It's a crime trend that costs communities in Kansas hundreds of thousands of dollars each year - while thieves often only make off with a few bucks worth of goods.
The Sedgwick County District Attorney is asking for your help with the metal theft problem in our area.
Scrap metal dealers and area officials will met Thursday morning to talk about the growing problem.
District Attorney Marc Bennett says he's looking for a solution, and part of that would mean new legislation.
"The real answer is putting in place set regulation at businesses where thieves go with their stolen good," Bennett said.
Thieves often break into abandoned property or empty buildings overnight and strip the inside of copper and other metals.
When workers or owners return, they find damage that can cost them thousands. Dale Christner owns a recycling business and says the problem is getting worse.
"It's impossible to tell if metal has been stolen or not. I don't want to support criminals and I think we need to tighten up regulations across the board," Christner said.
Kansas law currently requires buyers to keep a record of the seller's birth date and driver's license number, but lawmakers want more.
A bill introduced last session would have required buyers at scrap yards to photograph sellers, record serial numbers and take down names of sellers.

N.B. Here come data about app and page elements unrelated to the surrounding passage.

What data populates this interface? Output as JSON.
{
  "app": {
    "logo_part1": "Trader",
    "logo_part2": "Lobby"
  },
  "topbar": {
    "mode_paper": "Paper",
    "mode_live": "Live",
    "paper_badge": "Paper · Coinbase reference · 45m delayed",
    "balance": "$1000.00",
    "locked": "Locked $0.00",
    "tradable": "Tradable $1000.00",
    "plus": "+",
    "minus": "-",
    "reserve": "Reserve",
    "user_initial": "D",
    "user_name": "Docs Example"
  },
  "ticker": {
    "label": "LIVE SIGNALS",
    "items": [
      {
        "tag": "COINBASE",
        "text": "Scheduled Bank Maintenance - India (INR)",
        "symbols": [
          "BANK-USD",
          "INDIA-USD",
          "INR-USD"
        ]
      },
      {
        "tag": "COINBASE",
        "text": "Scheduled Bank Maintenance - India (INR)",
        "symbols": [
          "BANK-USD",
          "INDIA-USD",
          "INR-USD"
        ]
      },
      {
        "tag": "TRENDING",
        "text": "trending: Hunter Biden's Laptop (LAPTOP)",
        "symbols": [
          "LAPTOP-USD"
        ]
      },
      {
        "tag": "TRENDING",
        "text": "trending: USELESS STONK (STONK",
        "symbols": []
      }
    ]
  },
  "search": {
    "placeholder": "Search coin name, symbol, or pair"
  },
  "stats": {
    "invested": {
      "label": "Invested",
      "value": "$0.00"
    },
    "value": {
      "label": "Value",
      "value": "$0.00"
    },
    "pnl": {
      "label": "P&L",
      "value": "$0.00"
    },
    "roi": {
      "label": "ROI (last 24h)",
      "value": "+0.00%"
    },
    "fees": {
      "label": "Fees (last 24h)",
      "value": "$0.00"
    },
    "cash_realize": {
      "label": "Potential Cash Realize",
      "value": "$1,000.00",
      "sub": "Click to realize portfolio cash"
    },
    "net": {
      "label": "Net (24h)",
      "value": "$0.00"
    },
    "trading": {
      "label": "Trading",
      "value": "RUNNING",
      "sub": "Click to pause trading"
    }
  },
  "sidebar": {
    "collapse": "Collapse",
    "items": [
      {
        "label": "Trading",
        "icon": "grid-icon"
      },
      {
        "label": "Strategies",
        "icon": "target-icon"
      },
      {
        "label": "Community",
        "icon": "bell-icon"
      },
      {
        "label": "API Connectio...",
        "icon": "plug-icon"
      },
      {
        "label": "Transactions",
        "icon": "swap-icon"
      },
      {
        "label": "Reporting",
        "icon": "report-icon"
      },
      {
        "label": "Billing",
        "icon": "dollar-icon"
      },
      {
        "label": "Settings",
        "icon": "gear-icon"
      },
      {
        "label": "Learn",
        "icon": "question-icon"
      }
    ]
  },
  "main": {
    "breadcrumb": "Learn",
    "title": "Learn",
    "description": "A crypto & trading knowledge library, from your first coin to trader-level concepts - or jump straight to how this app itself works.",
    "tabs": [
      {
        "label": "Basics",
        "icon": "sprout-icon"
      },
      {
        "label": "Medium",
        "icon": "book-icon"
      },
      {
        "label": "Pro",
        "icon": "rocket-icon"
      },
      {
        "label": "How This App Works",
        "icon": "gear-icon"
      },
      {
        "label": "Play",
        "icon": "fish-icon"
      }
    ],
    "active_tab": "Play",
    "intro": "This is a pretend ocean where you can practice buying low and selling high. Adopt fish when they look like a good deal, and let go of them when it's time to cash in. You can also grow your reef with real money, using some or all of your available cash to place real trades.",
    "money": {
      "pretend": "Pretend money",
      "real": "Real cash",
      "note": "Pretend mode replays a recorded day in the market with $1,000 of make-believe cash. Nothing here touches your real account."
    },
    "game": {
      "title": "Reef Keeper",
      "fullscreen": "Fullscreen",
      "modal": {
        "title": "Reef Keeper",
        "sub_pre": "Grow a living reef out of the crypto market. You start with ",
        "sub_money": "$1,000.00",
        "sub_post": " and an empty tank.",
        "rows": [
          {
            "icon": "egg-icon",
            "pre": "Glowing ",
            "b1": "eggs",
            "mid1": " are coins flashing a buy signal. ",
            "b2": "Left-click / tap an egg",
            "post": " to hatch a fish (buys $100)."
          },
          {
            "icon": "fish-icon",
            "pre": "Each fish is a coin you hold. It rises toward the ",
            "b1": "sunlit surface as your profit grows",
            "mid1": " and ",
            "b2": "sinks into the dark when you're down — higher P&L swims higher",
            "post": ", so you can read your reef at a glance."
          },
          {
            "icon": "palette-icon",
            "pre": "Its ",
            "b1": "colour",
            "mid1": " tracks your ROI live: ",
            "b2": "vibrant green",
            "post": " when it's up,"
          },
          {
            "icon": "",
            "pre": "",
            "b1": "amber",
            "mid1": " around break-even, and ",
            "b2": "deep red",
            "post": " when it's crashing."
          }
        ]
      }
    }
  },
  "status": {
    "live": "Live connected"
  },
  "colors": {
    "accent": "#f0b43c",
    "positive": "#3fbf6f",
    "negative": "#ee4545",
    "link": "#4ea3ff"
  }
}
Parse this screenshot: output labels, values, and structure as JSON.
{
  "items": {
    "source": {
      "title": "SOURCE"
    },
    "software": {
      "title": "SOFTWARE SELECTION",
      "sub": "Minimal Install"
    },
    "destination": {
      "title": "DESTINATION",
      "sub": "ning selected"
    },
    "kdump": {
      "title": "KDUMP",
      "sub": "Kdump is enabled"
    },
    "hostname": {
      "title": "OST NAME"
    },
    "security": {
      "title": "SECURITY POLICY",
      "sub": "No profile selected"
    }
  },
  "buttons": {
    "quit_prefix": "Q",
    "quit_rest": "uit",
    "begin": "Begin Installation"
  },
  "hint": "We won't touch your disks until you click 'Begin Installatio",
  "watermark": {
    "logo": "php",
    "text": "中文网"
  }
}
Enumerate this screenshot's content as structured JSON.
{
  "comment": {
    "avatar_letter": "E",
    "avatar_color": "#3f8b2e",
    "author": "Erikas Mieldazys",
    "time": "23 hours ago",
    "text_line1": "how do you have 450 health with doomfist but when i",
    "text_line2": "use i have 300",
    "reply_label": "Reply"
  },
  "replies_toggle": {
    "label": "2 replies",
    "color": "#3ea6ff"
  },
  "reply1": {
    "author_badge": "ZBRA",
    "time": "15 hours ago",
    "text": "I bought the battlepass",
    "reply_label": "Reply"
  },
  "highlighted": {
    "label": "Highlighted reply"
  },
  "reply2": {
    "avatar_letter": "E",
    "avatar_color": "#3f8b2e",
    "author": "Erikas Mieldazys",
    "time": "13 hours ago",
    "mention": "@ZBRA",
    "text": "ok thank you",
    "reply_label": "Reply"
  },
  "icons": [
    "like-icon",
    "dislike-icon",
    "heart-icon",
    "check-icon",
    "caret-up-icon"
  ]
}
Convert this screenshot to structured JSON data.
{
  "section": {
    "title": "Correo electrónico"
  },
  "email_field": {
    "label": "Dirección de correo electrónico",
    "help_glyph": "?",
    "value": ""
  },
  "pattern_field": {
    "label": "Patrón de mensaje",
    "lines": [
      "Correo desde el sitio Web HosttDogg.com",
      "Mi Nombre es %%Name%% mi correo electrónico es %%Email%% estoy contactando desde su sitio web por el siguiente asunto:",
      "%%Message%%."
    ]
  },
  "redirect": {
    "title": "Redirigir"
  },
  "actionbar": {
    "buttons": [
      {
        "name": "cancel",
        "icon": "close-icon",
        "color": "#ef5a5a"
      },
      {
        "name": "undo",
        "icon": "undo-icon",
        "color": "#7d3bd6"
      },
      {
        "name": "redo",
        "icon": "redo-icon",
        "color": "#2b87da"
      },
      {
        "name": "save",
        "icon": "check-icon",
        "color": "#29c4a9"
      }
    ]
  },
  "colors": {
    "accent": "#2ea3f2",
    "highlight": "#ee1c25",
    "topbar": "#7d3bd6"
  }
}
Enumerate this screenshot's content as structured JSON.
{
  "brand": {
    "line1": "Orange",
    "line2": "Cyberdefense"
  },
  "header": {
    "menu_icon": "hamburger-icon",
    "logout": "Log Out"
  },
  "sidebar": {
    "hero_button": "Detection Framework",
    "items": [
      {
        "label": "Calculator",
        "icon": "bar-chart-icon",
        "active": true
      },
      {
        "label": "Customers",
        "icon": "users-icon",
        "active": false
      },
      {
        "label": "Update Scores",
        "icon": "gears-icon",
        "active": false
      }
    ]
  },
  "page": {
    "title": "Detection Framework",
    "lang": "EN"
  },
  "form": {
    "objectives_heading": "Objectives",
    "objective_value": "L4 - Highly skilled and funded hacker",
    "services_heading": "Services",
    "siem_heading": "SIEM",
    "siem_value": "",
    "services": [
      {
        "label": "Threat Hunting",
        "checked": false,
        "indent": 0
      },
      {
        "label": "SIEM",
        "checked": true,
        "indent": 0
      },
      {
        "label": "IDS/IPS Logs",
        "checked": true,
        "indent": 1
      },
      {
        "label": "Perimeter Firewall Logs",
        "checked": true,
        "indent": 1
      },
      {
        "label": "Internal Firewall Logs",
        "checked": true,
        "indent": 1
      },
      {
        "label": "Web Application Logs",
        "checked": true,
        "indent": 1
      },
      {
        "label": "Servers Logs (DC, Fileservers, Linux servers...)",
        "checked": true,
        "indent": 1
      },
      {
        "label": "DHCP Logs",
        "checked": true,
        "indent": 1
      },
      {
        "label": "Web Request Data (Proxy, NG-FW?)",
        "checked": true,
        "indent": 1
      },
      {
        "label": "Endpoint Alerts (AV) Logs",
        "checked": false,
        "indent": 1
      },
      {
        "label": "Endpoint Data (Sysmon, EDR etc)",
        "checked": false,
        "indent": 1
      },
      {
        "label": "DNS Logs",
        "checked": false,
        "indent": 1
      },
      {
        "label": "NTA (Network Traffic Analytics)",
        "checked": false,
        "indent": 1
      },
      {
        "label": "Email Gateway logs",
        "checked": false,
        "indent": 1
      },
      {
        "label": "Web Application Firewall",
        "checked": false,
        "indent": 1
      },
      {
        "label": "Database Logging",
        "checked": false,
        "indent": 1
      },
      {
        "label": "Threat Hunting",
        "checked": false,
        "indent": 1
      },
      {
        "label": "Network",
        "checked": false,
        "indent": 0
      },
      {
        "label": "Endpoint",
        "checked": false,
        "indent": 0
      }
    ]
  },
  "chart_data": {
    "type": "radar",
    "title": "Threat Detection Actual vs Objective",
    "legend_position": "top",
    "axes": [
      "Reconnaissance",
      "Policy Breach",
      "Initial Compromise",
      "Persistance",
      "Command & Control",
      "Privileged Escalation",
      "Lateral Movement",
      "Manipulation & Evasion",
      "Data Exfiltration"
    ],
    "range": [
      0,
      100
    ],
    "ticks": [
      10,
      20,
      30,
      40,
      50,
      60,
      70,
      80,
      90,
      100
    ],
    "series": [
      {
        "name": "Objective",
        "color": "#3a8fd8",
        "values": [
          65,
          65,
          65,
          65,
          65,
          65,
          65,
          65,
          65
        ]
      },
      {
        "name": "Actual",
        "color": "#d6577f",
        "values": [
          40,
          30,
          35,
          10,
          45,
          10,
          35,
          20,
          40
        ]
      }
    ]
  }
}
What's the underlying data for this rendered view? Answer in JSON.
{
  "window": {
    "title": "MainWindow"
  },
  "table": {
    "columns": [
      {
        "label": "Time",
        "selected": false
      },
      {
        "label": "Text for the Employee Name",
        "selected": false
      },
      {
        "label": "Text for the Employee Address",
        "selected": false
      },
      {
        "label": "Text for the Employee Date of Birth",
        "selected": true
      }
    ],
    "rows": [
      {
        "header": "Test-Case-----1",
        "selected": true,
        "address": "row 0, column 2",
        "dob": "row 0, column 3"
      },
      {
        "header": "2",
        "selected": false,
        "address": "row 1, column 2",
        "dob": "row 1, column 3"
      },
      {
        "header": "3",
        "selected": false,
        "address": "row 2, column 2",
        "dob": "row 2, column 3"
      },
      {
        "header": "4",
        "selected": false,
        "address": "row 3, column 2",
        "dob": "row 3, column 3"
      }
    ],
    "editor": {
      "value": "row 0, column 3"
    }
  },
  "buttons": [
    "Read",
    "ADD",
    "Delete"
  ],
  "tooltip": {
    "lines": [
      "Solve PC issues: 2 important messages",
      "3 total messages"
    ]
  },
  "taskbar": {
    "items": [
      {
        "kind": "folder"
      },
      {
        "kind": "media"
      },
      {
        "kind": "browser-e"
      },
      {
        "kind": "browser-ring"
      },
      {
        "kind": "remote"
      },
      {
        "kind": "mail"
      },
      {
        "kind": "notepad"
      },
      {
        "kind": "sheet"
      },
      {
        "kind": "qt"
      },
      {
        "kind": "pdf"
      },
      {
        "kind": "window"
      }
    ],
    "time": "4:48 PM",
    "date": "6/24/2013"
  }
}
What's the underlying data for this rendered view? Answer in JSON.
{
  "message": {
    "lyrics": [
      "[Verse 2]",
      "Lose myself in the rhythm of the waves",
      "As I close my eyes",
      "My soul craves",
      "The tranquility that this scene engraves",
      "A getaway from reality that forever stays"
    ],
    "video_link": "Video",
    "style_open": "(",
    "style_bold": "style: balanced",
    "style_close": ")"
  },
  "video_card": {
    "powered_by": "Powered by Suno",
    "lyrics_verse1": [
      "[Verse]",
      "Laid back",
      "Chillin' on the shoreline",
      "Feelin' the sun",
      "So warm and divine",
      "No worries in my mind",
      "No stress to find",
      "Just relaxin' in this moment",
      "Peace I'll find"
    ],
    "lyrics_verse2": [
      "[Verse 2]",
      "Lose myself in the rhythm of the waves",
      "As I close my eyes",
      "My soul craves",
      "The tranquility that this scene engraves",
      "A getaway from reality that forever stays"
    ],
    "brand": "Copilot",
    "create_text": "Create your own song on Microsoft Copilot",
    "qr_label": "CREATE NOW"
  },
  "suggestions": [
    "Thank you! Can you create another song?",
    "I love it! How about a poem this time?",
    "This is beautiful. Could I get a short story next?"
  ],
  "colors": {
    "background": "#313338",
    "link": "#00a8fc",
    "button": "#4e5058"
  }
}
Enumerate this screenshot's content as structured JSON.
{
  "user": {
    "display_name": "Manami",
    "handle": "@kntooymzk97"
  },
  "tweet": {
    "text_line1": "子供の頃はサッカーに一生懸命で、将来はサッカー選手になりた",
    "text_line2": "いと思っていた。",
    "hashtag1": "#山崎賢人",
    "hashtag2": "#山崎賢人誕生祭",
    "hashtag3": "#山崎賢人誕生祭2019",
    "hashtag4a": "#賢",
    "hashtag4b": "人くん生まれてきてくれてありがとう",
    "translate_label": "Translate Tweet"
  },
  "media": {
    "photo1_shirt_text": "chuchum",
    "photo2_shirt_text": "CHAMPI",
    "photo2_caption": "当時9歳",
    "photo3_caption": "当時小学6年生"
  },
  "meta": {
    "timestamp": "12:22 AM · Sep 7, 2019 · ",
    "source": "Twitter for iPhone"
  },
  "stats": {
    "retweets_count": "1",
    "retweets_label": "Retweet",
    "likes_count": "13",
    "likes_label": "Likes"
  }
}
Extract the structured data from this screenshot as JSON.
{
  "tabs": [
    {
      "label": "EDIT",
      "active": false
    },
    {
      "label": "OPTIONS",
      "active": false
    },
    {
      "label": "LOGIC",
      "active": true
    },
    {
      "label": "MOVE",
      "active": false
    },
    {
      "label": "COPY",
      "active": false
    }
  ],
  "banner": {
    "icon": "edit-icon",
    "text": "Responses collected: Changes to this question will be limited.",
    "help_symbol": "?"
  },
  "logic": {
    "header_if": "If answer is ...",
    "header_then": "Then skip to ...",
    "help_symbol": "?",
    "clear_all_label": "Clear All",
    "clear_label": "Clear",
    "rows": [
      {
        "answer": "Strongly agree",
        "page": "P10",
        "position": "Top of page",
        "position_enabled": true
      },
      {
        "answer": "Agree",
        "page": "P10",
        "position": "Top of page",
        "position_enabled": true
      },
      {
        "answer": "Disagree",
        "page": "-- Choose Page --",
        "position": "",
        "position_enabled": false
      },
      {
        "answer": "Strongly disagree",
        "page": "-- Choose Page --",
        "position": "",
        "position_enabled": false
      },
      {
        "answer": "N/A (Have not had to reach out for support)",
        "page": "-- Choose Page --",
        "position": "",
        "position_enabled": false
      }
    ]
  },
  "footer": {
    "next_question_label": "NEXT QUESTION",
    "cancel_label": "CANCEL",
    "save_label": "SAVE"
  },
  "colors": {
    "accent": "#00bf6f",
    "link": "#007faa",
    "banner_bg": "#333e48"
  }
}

That information would go to a central database with the Kansas Bureau of Investigation.
That bill didn't gain any traction, but Bennett wants to amend it for the next session.